Exercise instructions -> The data must be reproduced verbatim; images are to be omitted.

Records for this exercise ->
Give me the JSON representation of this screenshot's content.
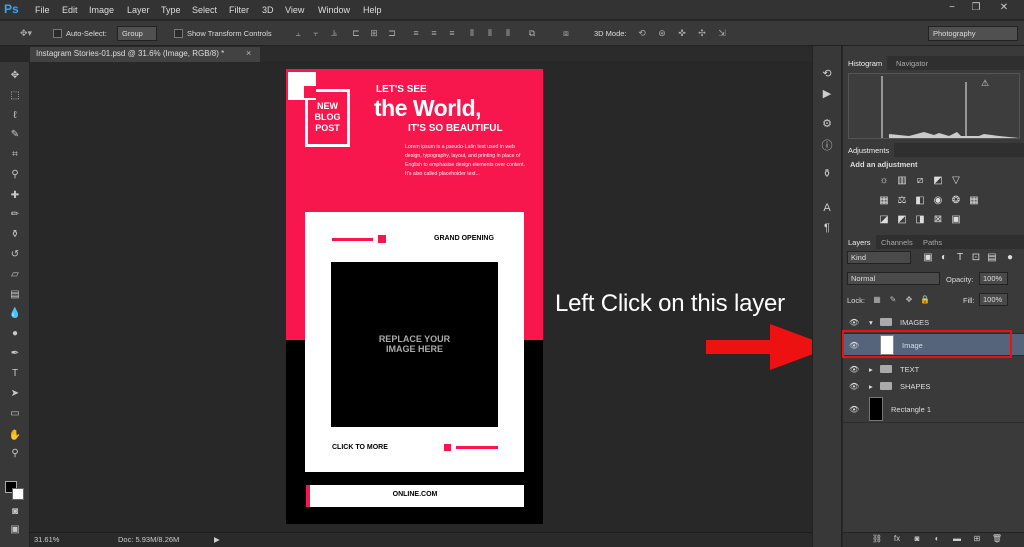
{
  "app": {
    "logo": "Ps"
  },
  "menu": [
    "File",
    "Edit",
    "Image",
    "Layer",
    "Type",
    "Select",
    "Filter",
    "3D",
    "View",
    "Window",
    "Help"
  ],
  "window_controls": {
    "minimize": "−",
    "restore": "❐",
    "close": "✕"
  },
  "options_bar": {
    "auto_select_label": "Auto-Select:",
    "auto_select_value": "Group",
    "transform_label": "Show Transform Controls",
    "mode_3d_label": "3D Mode:",
    "workspace": "Photography"
  },
  "document_tab": {
    "title": "Instagram Stories-01.psd @ 31.6% (Image, RGB/8) *",
    "close": "×"
  },
  "status": {
    "zoom": "31.61%",
    "doc_size": "Doc: 5.93M/8.26M"
  },
  "artwork": {
    "badge_line1": "NEW",
    "badge_line2": "BLOG",
    "badge_line3": "POST",
    "lets_see": "LET'S SEE",
    "headline": "the World,",
    "sub_headline": "IT'S SO BEAUTIFUL",
    "lorem": "Lorem ipsum is a pseudo-Latin text used in web design, typography, layout, and printing in place of English to emphasise design elements over content. It's also called placeholder text...",
    "grand_opening": "GRAND OPENING",
    "placeholder_line1": "REPLACE YOUR",
    "placeholder_line2": "IMAGE HERE",
    "click_more": "CLICK TO MORE",
    "online": "ONLINE.COM"
  },
  "annotation": {
    "text": "Left Click on this layer",
    "arrow_color": "#ee1111"
  },
  "panels": {
    "histogram_tabs": [
      "Histogram",
      "Navigator"
    ],
    "adjustments_tab": "Adjustments",
    "add_adjustment": "Add an adjustment",
    "layers_tabs": [
      "Layers",
      "Channels",
      "Paths"
    ],
    "filter_kind": "Kind",
    "blend_mode": "Normal",
    "opacity_label": "Opacity:",
    "opacity_value": "100%",
    "lock_label": "Lock:",
    "fill_label": "Fill:",
    "fill_value": "100%",
    "layers": [
      {
        "name": "IMAGES",
        "type": "group",
        "expanded": true
      },
      {
        "name": "Image",
        "type": "layer",
        "selected": true
      },
      {
        "name": "TEXT",
        "type": "group",
        "expanded": false
      },
      {
        "name": "SHAPES",
        "type": "group",
        "expanded": false
      },
      {
        "name": "Rectangle 1",
        "type": "shape"
      }
    ]
  },
  "colors": {
    "accent_pink": "#f7174d",
    "ps_blue": "#31a8ff",
    "highlight_red": "#ee1111"
  }
}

Your response ->
Give me the JSON representation of this screenshot's content.
{
  "app": {
    "logo": "Ps"
  },
  "menu": [
    "File",
    "Edit",
    "Image",
    "Layer",
    "Type",
    "Select",
    "Filter",
    "3D",
    "View",
    "Window",
    "Help"
  ],
  "window_controls": {
    "minimize": "−",
    "restore": "❐",
    "close": "✕"
  },
  "options_bar": {
    "auto_select_label": "Auto-Select:",
    "auto_select_value": "Group",
    "transform_label": "Show Transform Controls",
    "mode_3d_label": "3D Mode:",
    "workspace": "Photography"
  },
  "document_tab": {
    "title": "Instagram Stories-01.psd @ 31.6% (Image, RGB/8) *",
    "close": "×"
  },
  "status": {
    "zoom": "31.61%",
    "doc_size": "Doc: 5.93M/8.26M"
  },
  "artwork": {
    "badge_line1": "NEW",
    "badge_line2": "BLOG",
    "badge_line3": "POST",
    "lets_see": "LET'S SEE",
    "headline": "the World,",
    "sub_headline": "IT'S SO BEAUTIFUL",
    "lorem": "Lorem ipsum is a pseudo-Latin text used in web design, typography, layout, and printing in place of English to emphasise design elements over content. It's also called placeholder text...",
    "grand_opening": "GRAND OPENING",
    "placeholder_line1": "REPLACE YOUR",
    "placeholder_line2": "IMAGE HERE",
    "click_more": "CLICK TO MORE",
    "online": "ONLINE.COM"
  },
  "annotation": {
    "text": "Left Click on this layer",
    "arrow_color": "#ee1111"
  },
  "panels": {
    "histogram_tabs": [
      "Histogram",
      "Navigator"
    ],
    "adjustments_tab": "Adjustments",
    "add_adjustment": "Add an adjustment",
    "layers_tabs": [
      "Layers",
      "Channels",
      "Paths"
    ],
    "filter_kind": "Kind",
    "blend_mode": "Normal",
    "opacity_label": "Opacity:",
    "opacity_value": "100%",
    "lock_label": "Lock:",
    "fill_label": "Fill:",
    "fill_value": "100%",
    "layers": [
      {
        "name": "IMAGES",
        "type": "group",
        "expanded": true
      },
      {
        "name": "Image",
        "type": "layer",
        "selected": true
      },
      {
        "name": "TEXT",
        "type": "group",
        "expanded": false
      },
      {
        "name": "SHAPES",
        "type": "group",
        "expanded": false
      },
      {
        "name": "Rectangle 1",
        "type": "shape"
      }
    ]
  },
  "colors": {
    "accent_pink": "#f7174d",
    "ps_blue": "#31a8ff",
    "highlight_red": "#ee1111"
  }
}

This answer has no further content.